▶ THE TASK:
In the data, find the word "Registration" and copy out every line that has it.

▶ GIVEN RECORDS:
•••

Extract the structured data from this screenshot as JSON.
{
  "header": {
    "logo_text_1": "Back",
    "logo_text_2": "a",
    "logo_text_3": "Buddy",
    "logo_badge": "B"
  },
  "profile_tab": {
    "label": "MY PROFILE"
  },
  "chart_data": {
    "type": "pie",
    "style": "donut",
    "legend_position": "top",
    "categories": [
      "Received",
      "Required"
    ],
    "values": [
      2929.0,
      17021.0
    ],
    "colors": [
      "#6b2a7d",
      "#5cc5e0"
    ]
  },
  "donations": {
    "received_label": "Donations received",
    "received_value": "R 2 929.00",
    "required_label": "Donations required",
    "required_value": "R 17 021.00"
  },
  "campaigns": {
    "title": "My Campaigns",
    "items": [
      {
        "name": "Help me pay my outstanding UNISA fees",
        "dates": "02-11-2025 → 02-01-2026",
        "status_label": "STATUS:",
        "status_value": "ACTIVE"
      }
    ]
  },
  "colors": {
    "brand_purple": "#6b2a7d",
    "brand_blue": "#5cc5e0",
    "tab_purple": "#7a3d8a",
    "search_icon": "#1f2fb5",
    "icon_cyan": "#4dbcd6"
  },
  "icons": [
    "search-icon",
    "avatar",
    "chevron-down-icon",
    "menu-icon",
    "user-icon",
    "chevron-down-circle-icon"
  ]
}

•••

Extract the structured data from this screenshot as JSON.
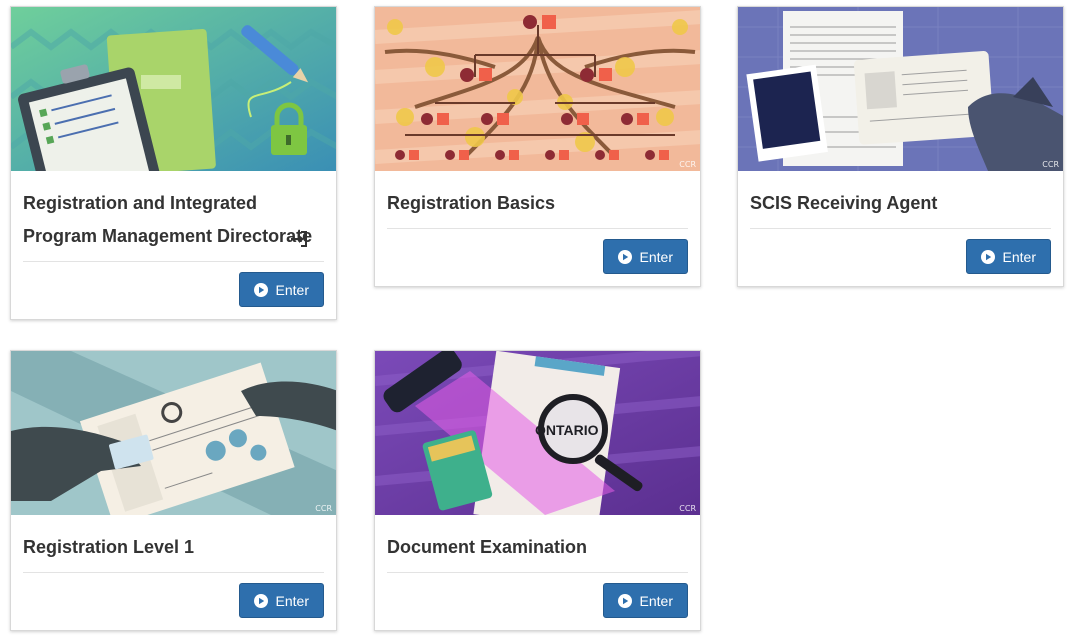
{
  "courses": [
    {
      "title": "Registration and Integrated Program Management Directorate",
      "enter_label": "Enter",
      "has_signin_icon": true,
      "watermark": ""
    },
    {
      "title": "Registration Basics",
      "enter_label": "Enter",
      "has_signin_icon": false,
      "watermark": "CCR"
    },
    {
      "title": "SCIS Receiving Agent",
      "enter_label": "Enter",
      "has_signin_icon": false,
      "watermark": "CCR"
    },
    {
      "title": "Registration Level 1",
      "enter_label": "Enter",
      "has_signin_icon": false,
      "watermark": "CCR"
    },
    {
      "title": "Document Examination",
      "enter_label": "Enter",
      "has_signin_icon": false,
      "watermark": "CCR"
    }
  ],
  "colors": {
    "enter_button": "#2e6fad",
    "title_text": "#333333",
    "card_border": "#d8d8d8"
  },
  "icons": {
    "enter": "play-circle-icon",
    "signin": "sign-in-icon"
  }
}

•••

▶ ANSWER:
      "title": "Registration and Integrated Program Management Directorate",
      "title": "Registration Basics",
      "title": "Registration Level 1",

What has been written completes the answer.